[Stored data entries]
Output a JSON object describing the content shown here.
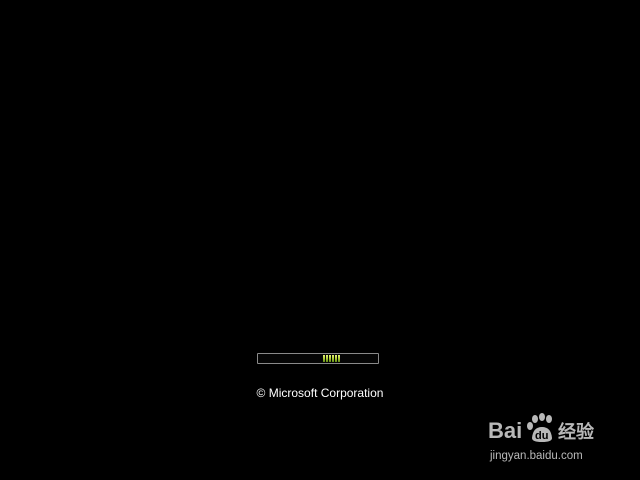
{
  "boot": {
    "progress_segments": 6,
    "copyright": "© Microsoft Corporation"
  },
  "watermark": {
    "brand": "Baidu 经验",
    "url": "jingyan.baidu.com"
  },
  "colors": {
    "background": "#000000",
    "progress_segment": "#b6d43a",
    "text": "#ffffff"
  }
}
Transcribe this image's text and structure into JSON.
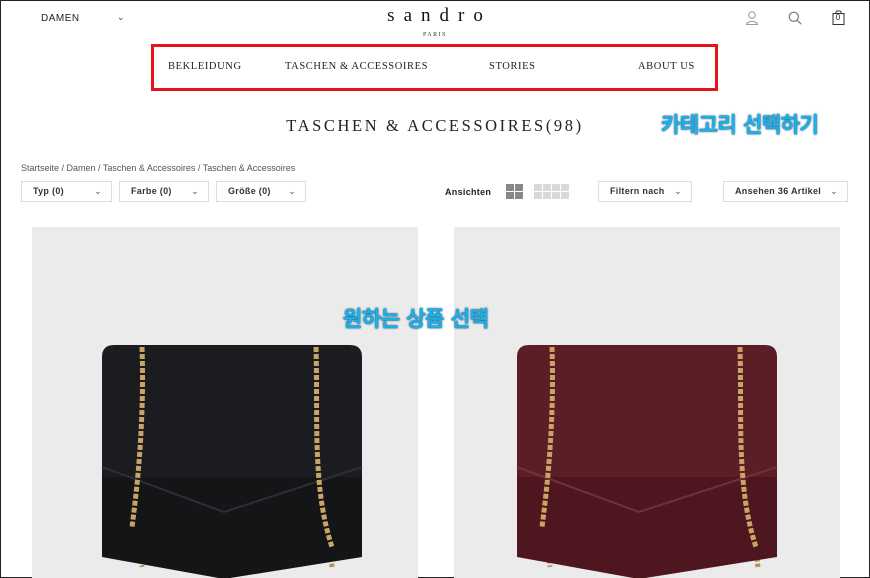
{
  "header": {
    "gender_label": "DAMEN",
    "logo": "sandro",
    "logo_sub": "PARIS",
    "bag_count": "0",
    "icons": [
      "user-icon",
      "search-icon",
      "bag-icon",
      "chevron-down-icon"
    ]
  },
  "nav": {
    "items": [
      "BEKLEIDUNG",
      "TASCHEN & ACCESSOIRES",
      "STORIES",
      "ABOUT US"
    ]
  },
  "page": {
    "title": "TASCHEN & ACCESSOIRES(98)",
    "breadcrumb": "Startseite / Damen / Taschen & Accessoires / Taschen & Accessoires"
  },
  "annotations": {
    "category": "카테고리 선택하기",
    "product": "원하는 상품 선택",
    "highlight_color": "#e8141c",
    "annotation_color": "#1ab2e8"
  },
  "filters": {
    "typ": "Typ (0)",
    "farbe": "Farbe (0)",
    "grosse": "Größe (0)",
    "ansichten": "Ansichten",
    "filtern": "Filtern nach",
    "ansehen": "Ansehen 36 Artikel"
  },
  "products": [
    {
      "color_name": "black",
      "bag_color": "#1b1c1f"
    },
    {
      "color_name": "burgundy",
      "bag_color": "#5c1e26"
    }
  ]
}
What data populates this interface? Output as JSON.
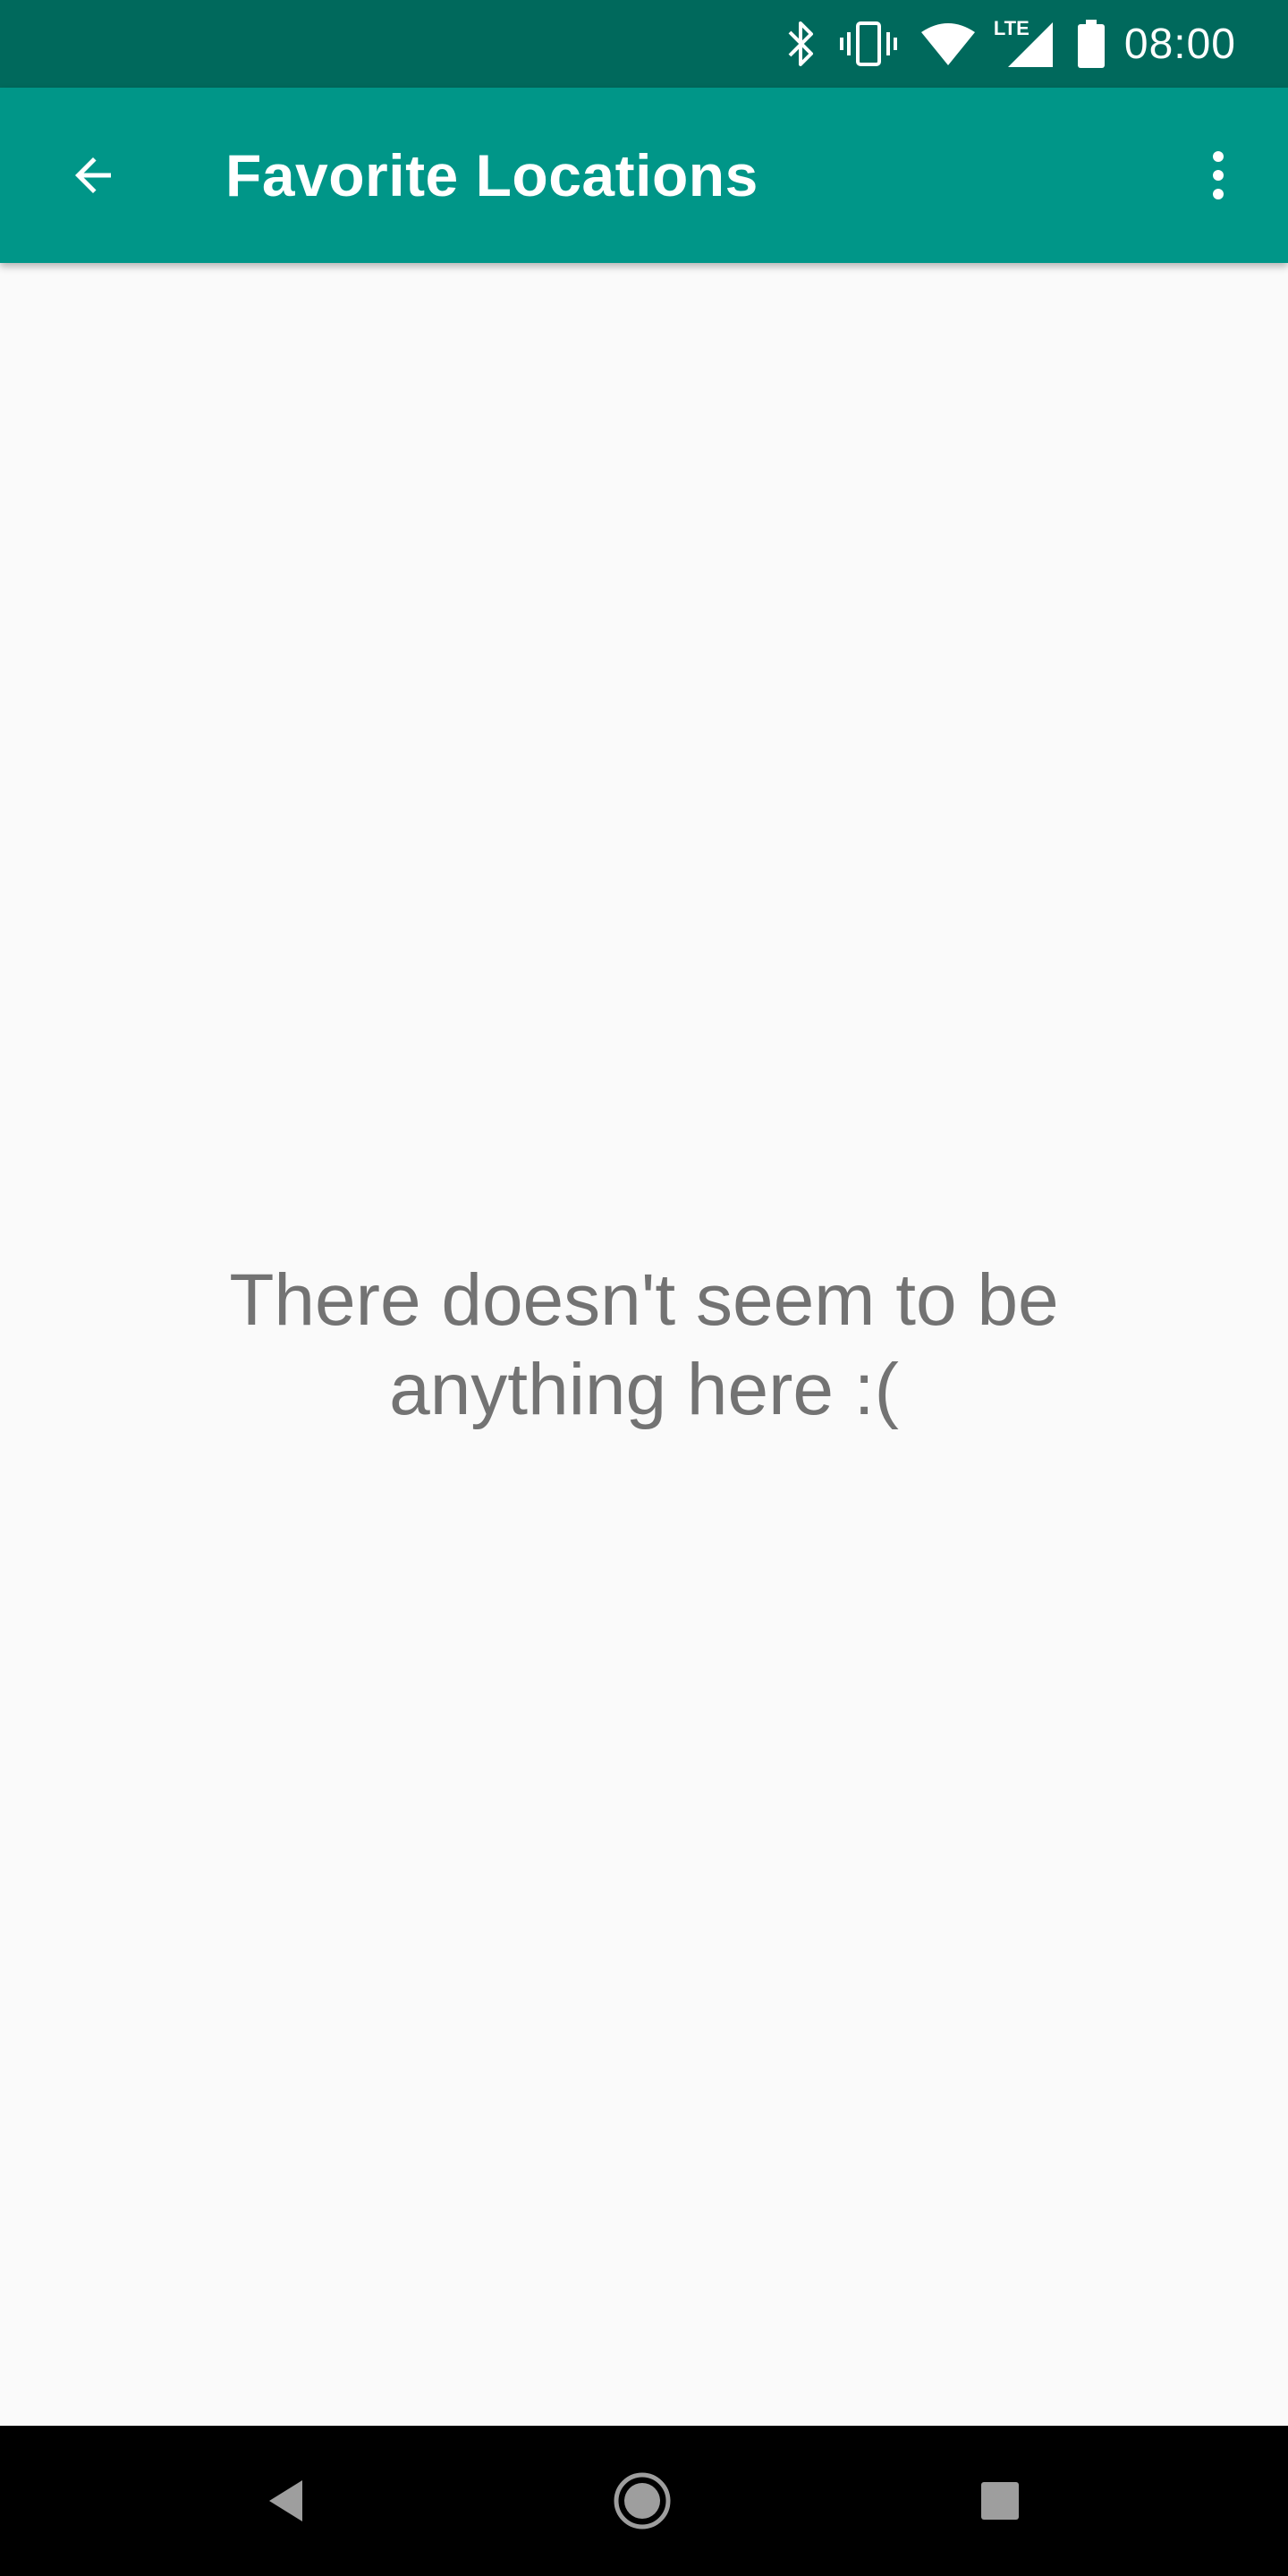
{
  "status_bar": {
    "time": "08:00",
    "network_label": "LTE",
    "icons": [
      "bluetooth-icon",
      "vibrate-icon",
      "wifi-icon",
      "lte-signal-icon",
      "battery-icon"
    ]
  },
  "app_bar": {
    "title": "Favorite Locations",
    "back_icon": "arrow-back-icon",
    "menu_icon": "more-vert-icon",
    "color": "#009688",
    "status_color": "#00695c"
  },
  "content": {
    "empty_line_1": "There doesn't seem to be",
    "empty_line_2": "anything here :("
  },
  "nav_bar": {
    "icons": [
      "back-triangle-icon",
      "home-circle-icon",
      "recents-square-icon"
    ]
  }
}
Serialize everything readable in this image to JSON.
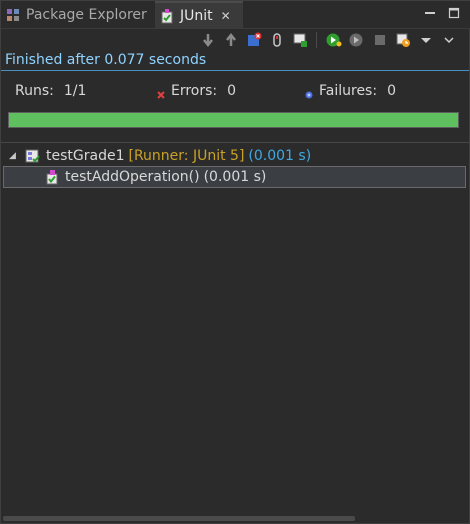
{
  "tabs": {
    "package_explorer": "Package Explorer",
    "junit": "JUnit",
    "close_symbol": "✕"
  },
  "toolbar_icons": [
    "next-failure-icon",
    "previous-failure-icon",
    "show-failures-only-icon",
    "scroll-lock-icon",
    "show-skipped-icon",
    "rerun-test-icon",
    "rerun-failed-first-icon",
    "stop-icon",
    "test-run-history-icon",
    "view-menu-icon"
  ],
  "status": {
    "finished": "Finished after 0.077 seconds"
  },
  "counters": {
    "runs_label": "Runs:",
    "runs_value": "1/1",
    "errors_label": "Errors:",
    "errors_value": "0",
    "failures_label": "Failures:",
    "failures_value": "0"
  },
  "progress": {
    "fraction": 1.0,
    "color": "#5fc05f"
  },
  "tree": {
    "suite_name": "testGrade1",
    "suite_runner": "[Runner: JUnit 5]",
    "suite_time": "(0.001 s)",
    "test_name": "testAddOperation()",
    "test_time": "(0.001 s)"
  },
  "colors": {
    "status_text": "#8fd3ff",
    "runner_text": "#c9a227",
    "suite_time_text": "#3fa9e0",
    "success_green": "#5fc05f"
  }
}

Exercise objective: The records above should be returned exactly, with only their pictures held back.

Written solution:
Output a JSON object describing the content shown here.
{
  "boot": {
    "progress_segments": 6,
    "copyright": "© Microsoft Corporation"
  },
  "watermark": {
    "brand": "Baidu 经验",
    "url": "jingyan.baidu.com"
  },
  "colors": {
    "background": "#000000",
    "progress_segment": "#b6d43a",
    "text": "#ffffff"
  }
}
Transcribe this image's text and structure into JSON.
{
  "header": {
    "gender_label": "DAMEN",
    "logo": "sandro",
    "logo_sub": "PARIS",
    "bag_count": "0",
    "icons": [
      "user-icon",
      "search-icon",
      "bag-icon",
      "chevron-down-icon"
    ]
  },
  "nav": {
    "items": [
      "BEKLEIDUNG",
      "TASCHEN & ACCESSOIRES",
      "STORIES",
      "ABOUT US"
    ]
  },
  "page": {
    "title": "TASCHEN & ACCESSOIRES(98)",
    "breadcrumb": "Startseite / Damen / Taschen & Accessoires / Taschen & Accessoires"
  },
  "annotations": {
    "category": "카테고리 선택하기",
    "product": "원하는 상품 선택",
    "highlight_color": "#e8141c",
    "annotation_color": "#1ab2e8"
  },
  "filters": {
    "typ": "Typ (0)",
    "farbe": "Farbe (0)",
    "grosse": "Größe (0)",
    "ansichten": "Ansichten",
    "filtern": "Filtern nach",
    "ansehen": "Ansehen 36 Artikel"
  },
  "products": [
    {
      "color_name": "black",
      "bag_color": "#1b1c1f"
    },
    {
      "color_name": "burgundy",
      "bag_color": "#5c1e26"
    }
  ]
}
What data populates this interface? Output as JSON.
{
  "status_bar": {
    "time": "08:00",
    "network_label": "LTE",
    "icons": [
      "bluetooth-icon",
      "vibrate-icon",
      "wifi-icon",
      "lte-signal-icon",
      "battery-icon"
    ]
  },
  "app_bar": {
    "title": "Favorite Locations",
    "back_icon": "arrow-back-icon",
    "menu_icon": "more-vert-icon",
    "color": "#009688",
    "status_color": "#00695c"
  },
  "content": {
    "empty_line_1": "There doesn't seem to be",
    "empty_line_2": "anything here :("
  },
  "nav_bar": {
    "icons": [
      "back-triangle-icon",
      "home-circle-icon",
      "recents-square-icon"
    ]
  }
}
Serialize everything readable in this image to JSON.
{
  "tabs": {
    "package_explorer": "Package Explorer",
    "junit": "JUnit",
    "close_symbol": "✕"
  },
  "toolbar_icons": [
    "next-failure-icon",
    "previous-failure-icon",
    "show-failures-only-icon",
    "scroll-lock-icon",
    "show-skipped-icon",
    "rerun-test-icon",
    "rerun-failed-first-icon",
    "stop-icon",
    "test-run-history-icon",
    "view-menu-icon"
  ],
  "status": {
    "finished": "Finished after 0.077 seconds"
  },
  "counters": {
    "runs_label": "Runs:",
    "runs_value": "1/1",
    "errors_label": "Errors:",
    "errors_value": "0",
    "failures_label": "Failures:",
    "failures_value": "0"
  },
  "progress": {
    "fraction": 1.0,
    "color": "#5fc05f"
  },
  "tree": {
    "suite_name": "testGrade1",
    "suite_runner": "[Runner: JUnit 5]",
    "suite_time": "(0.001 s)",
    "test_name": "testAddOperation()",
    "test_time": "(0.001 s)"
  },
  "colors": {
    "status_text": "#8fd3ff",
    "runner_text": "#c9a227",
    "suite_time_text": "#3fa9e0",
    "success_green": "#5fc05f"
  }
}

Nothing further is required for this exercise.